New album out now – Restless

cover art for the album Restless by Steve Lawson and Pete Fraser I’ve just put out a new album! It’s called Restless, and it’s a duo live improv record with sax genius Pete Fraser. Pete and I first met just over two years ago, went into a studio 2 minutes after meeting and made a record. That was Intersect. This was our second time meeting, on Nov 25th this year, for a gig in Birmingham, at Tower Of Song. It was a lovely gig, and as always I recorded it, then mixed and mastered it, and here it is! 

At the moment, it’s a subscriber-only release. That means that the only people who can hear it all and download it are my Bandcamp subscribers. You can find out all about the subscription, the massive amounts of music you get by signing up and all the other fun stuff alongside it by heading to http://stevelawson.bandcamp.com/subscribe 

But, for those of you that aren’t yet subscribers, here’s 22 minutes of it here to watch and listen to – I filmed the first set and the encore, but forgot to hit record before the 2nd set! So this is the 2nd half of the first set:

https://www.youtube.com/watch?v=jr1cDdmo4yQ

Here’s the sleevenotes for the album: 

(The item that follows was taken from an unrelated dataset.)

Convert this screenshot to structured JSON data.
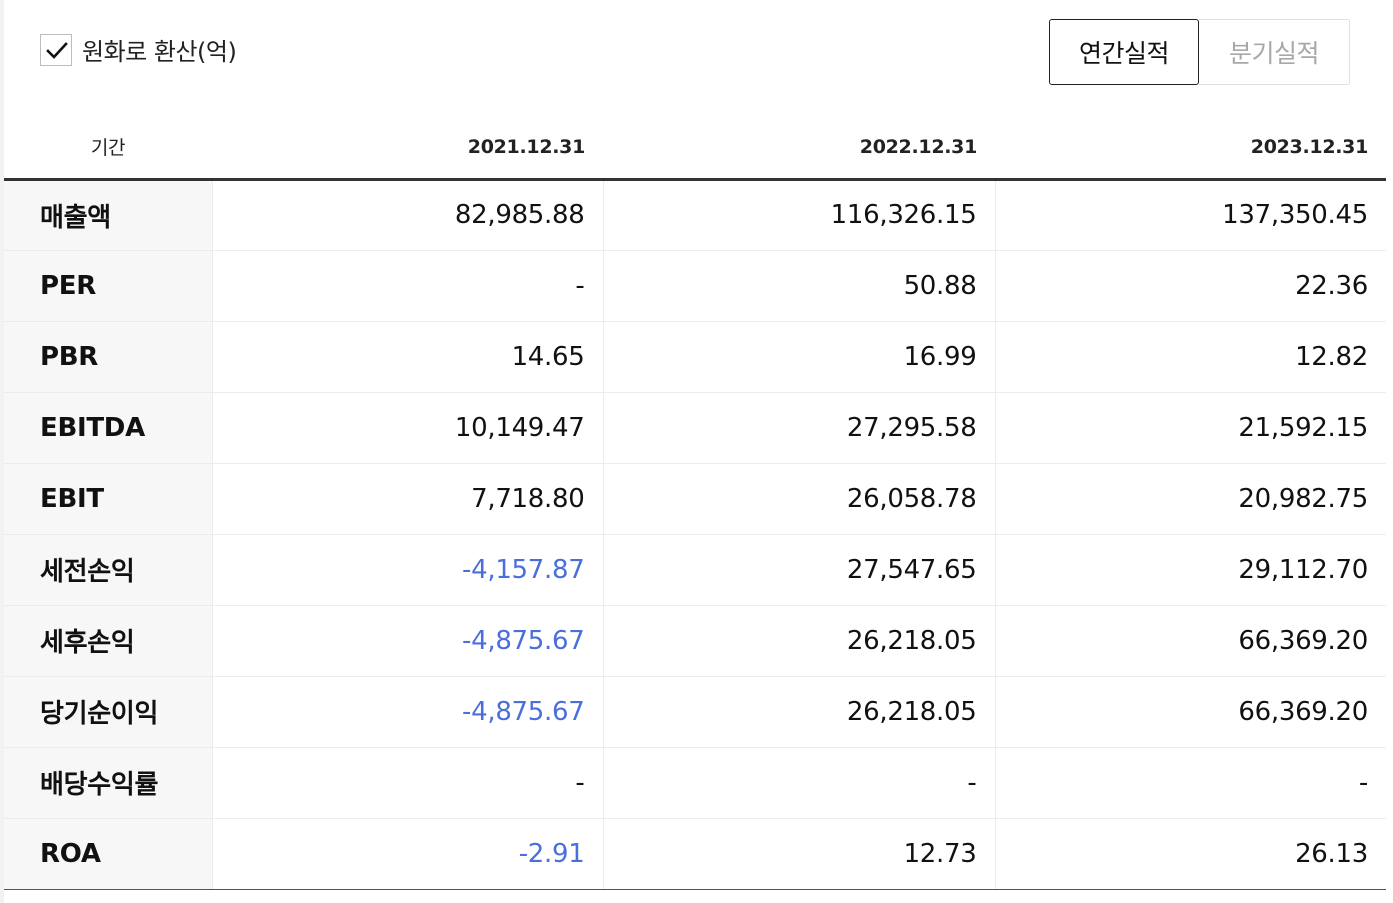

I’ve recently realised that every time I come to write sleeve notes for a new release, I’m trying to tell the same story, that the music has the same basic assumptions about the world underpinning it for me. The purpose is to ask questions and expose the beauty in leaving things open to interpretation, the deeper magic that comes from revealing and representing the complexity of everything rather than trying to sit above it and declare from some lofty vantage point that this is a finished statement. Music is my research method into the human condition and the human experience and, like academic research, you aren’t ever sure what you’ll find when you begin. You have a hunch and if this isn’t your first rodeo you’ll have a bunch of experiences to draw on, but you set off to find something new rather than just to offer proof of what you already know.

So this like everything I do is music that not only acknowledges questions, it asks them and rarely if ever offers anything definitive in response. Having that as a modus operandi means finding other people who are more interested in feeding their own curiosity than putting up signs to signify their own greatness. The irony being, of course, that it’s the quest that creates so many of music’s greatest moments – Miles gave the charts for Kind Of Blue to the band in the studio. Eric B & Rakim made Paid In Full in a week, with Rakim rapping while reading the words he’d hand-written. Black Sabbath’s first album was done in a single day. Allow the moment to define the music and all those questions can add up to something that under the right light looks like a statement. But that’s hindsight. In the moment it about instinct and trust, not second guessing and micro managing. As such I never ask people to do specific things on gigs. My basic score for any improv gig is an imaginary piece of paper that says “you’re amazing. Just be amazing” – and that’s intended as an invitation to just be, not a pressure exercise. You are already amazing.

So it is with Pete Fraser – an incredibly versatile musician, as much at home playing pop horn arrangements on TV as improvising in tiny Birmingham clubs with me. He really is amazing – I love his playing and greatly value his friendship and that vital curiosity. He’s a skilled chef, and that same spirit of mixing ingredients and respecting the laws of physics is at work in his music.

And, like me, he’s restless. His music evolves, his influences develop, his particular focus is what it is on the day of the gig. Before this show we hadn’t met since the day we recorded Intersect, but we’d both grown in the intervening two years and the music here reflects that. Pete’s use of delay and an octaver is particularly note worthy here, and once again the speed with which he reacted to anything I threw at him was nothing short of telepathic. We’ve grown and evolved and this is where we were at on that day. Like Miles and Sabbath and Eric B & Rakim, hindsight offers us the chance to reflect on the consequences of that particular quest in a more considered environment. And for the people that were there, there’s the opportunity to revisit the musical part of the experience, outwith the venue and away from the company, the extraneous sounds, the weather and the sight of us playing and interacting. That changes things. A lot. So much that the music isn’t meaningfully the same. We hear music in relation to all those things, it comments on them and reflects them back to us. That’s perhaps why music is the most repeatable of the arts, the one we encounter intentionally again and again. The music is a conversationalist, not the musician. It’s the music we hear asking us questions about where we are and what’s going on. As much for the people playing it as those in the audience. We are jointly bearing witness to this questioning and no one is thankfully expected to come up with a definitive answer. Music that tries to do that, for me, is selling us short. As with all the best research one of the most reassuring findings is always just the acknowledgment that “it’s complicated”. Life is complex, and this here’s a soundtrack that’ll hopefully invite you to rest easy in the midst of that complexity and as Martyn Joseph once sang, “Treasure The Questions”.